RECORDS Block Start

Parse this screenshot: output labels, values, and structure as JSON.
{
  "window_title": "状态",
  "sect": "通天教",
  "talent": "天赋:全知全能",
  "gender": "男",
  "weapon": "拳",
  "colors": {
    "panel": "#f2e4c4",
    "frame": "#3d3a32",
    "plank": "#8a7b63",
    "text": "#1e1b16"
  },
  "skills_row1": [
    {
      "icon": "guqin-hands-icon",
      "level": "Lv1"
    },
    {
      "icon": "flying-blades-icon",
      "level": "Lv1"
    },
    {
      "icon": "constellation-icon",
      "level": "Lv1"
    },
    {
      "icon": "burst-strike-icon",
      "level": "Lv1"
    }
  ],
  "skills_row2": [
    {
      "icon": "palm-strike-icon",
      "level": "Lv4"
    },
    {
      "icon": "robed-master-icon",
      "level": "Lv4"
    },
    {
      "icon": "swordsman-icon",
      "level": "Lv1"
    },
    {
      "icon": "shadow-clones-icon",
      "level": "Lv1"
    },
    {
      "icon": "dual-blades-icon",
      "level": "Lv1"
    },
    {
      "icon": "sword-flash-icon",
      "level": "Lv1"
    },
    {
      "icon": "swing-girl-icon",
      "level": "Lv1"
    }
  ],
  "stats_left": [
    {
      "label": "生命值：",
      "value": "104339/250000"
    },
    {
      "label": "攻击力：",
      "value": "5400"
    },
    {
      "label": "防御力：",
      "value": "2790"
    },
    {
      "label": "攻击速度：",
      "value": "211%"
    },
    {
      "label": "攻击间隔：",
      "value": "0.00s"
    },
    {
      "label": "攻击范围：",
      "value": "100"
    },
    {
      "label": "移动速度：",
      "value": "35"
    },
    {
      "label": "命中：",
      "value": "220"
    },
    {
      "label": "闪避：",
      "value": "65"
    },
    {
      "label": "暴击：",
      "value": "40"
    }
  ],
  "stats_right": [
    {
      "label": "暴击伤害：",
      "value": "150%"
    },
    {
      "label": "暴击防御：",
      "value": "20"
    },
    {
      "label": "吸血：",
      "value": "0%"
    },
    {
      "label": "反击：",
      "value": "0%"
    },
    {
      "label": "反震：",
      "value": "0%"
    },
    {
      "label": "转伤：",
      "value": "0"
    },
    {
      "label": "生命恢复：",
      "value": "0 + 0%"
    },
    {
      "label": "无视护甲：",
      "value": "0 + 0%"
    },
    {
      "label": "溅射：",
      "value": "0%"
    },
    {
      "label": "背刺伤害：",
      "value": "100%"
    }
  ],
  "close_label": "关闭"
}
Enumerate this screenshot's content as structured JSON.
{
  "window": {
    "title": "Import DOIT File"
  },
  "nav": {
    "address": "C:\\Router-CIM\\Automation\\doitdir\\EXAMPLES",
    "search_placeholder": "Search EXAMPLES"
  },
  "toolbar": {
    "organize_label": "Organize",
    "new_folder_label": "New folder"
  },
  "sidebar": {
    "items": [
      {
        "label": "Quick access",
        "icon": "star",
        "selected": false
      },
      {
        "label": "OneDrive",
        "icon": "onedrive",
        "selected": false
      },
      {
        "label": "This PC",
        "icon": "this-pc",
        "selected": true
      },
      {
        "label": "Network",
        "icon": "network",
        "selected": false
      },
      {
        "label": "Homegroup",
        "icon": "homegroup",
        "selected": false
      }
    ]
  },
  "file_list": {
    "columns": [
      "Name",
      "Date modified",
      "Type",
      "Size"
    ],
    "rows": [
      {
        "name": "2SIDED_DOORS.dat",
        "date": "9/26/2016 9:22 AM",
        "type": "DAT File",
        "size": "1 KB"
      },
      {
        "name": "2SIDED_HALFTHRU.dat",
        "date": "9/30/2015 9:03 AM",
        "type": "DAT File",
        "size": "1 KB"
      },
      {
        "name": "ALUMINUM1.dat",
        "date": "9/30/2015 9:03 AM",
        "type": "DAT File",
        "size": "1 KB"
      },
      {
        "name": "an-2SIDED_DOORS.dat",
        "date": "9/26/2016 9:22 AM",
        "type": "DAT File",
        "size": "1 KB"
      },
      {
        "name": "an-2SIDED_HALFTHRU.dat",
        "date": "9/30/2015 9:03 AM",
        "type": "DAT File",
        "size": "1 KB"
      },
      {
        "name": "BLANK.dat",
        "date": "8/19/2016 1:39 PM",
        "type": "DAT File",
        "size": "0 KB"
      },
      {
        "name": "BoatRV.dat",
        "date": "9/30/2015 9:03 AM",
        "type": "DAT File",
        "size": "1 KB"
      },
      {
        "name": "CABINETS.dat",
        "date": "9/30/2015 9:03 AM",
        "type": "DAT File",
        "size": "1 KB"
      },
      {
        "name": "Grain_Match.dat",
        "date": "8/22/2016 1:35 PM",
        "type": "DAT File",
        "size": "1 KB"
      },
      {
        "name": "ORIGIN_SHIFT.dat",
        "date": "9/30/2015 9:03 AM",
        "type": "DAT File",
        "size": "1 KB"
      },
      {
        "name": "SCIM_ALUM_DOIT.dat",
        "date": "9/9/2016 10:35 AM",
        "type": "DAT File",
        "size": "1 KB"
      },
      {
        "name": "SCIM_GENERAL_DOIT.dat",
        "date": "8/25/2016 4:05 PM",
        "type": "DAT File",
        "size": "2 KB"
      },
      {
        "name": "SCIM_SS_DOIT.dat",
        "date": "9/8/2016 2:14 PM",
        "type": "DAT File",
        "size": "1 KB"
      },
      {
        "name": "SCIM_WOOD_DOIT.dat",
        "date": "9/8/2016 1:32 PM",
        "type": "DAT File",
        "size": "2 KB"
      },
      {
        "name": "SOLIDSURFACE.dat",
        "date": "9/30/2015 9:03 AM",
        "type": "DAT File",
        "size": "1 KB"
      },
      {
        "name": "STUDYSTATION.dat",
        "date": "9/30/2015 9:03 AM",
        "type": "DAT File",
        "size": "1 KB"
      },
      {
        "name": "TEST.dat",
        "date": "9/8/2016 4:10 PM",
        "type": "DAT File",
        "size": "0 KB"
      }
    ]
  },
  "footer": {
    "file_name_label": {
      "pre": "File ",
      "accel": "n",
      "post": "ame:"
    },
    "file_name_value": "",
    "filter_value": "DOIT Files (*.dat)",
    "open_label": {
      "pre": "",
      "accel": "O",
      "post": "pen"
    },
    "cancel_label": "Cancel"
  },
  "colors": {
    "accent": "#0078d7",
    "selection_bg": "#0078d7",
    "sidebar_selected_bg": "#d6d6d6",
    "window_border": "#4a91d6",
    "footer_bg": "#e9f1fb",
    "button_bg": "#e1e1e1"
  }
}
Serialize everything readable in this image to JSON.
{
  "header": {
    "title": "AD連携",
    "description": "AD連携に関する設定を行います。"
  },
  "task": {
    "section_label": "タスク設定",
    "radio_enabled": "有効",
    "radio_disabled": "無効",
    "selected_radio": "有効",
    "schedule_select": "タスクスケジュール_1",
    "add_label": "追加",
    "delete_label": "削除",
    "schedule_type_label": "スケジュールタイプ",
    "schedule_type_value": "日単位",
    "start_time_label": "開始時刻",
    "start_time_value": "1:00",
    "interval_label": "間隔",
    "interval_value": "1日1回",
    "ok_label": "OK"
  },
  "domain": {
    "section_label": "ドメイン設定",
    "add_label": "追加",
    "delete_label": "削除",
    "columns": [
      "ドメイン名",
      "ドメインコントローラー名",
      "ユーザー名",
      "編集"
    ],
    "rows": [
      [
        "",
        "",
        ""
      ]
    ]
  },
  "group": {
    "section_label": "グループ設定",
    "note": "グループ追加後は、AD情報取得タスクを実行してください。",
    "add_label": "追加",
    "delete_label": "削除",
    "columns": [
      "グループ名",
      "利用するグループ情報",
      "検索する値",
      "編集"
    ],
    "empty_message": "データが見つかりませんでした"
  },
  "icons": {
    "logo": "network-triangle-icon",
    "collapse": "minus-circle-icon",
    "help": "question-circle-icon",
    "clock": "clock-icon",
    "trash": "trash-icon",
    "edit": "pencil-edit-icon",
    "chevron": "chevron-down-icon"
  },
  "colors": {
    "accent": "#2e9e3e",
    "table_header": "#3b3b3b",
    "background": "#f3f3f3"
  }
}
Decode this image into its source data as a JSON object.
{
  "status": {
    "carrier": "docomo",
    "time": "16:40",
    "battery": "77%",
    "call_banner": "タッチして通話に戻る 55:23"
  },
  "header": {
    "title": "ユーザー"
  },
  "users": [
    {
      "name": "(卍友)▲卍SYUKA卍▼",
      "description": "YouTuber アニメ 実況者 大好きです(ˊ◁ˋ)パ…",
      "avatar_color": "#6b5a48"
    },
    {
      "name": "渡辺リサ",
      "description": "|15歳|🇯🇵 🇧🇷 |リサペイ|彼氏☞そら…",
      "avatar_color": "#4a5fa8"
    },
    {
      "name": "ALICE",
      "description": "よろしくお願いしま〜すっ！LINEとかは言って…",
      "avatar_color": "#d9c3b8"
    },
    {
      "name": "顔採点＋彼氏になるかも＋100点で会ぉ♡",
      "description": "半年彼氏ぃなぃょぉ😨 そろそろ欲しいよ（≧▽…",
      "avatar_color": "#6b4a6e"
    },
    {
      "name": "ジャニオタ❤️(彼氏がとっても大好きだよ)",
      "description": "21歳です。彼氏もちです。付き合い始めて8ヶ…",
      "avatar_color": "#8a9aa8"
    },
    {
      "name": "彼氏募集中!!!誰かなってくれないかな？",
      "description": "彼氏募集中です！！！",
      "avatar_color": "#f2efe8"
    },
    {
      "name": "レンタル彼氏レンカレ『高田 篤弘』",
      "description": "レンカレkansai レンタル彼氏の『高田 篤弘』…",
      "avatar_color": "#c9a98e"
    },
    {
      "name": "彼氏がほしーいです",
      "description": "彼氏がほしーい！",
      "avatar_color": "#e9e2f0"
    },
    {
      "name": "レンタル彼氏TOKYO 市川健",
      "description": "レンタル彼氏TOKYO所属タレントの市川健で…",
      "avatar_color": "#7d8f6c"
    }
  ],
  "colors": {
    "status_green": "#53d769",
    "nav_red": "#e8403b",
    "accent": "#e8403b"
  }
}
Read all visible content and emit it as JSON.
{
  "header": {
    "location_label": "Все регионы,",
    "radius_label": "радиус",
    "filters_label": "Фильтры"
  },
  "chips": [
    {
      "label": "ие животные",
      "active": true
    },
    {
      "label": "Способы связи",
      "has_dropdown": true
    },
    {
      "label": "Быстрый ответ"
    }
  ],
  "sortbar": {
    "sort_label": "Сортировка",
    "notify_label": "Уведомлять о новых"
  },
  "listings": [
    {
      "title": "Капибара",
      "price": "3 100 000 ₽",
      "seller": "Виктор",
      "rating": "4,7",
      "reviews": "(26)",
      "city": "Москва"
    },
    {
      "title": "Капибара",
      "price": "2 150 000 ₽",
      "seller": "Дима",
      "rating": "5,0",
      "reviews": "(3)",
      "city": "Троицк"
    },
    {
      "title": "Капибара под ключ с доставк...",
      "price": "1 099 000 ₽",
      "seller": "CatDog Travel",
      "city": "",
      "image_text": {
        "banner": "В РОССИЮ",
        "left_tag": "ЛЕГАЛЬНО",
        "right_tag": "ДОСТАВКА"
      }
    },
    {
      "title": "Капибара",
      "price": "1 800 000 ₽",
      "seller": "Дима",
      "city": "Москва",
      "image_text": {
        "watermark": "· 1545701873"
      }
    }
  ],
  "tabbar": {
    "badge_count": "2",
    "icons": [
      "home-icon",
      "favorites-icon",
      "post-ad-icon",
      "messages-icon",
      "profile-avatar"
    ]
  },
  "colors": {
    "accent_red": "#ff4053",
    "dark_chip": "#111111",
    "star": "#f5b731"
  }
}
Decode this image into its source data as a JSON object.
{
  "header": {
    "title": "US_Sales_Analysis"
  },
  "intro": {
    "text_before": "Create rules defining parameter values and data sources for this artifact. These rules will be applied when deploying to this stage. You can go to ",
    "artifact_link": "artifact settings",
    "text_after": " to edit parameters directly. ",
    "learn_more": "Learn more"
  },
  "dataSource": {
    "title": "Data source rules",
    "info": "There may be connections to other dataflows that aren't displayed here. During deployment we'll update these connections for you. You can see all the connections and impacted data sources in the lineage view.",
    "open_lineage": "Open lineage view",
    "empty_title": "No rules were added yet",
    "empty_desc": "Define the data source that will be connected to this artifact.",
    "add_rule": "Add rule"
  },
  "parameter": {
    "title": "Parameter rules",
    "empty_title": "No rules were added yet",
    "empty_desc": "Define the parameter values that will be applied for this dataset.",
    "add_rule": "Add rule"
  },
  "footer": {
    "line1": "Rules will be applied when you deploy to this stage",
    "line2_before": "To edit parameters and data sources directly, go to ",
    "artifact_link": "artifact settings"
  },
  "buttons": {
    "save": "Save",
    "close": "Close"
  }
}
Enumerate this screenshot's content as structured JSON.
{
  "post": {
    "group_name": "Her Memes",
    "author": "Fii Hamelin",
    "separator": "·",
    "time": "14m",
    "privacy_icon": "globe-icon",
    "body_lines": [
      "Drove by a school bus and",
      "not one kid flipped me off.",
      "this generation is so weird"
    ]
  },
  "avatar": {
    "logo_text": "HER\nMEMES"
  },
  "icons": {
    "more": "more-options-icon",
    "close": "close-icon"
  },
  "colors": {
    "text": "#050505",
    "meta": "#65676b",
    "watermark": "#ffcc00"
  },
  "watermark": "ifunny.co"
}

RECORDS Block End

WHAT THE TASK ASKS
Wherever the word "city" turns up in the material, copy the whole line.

RESULT FOR THIS TASK
      "city": "Москва"
      "city": "Троицк"
      "city": "",
      "city": "Москва",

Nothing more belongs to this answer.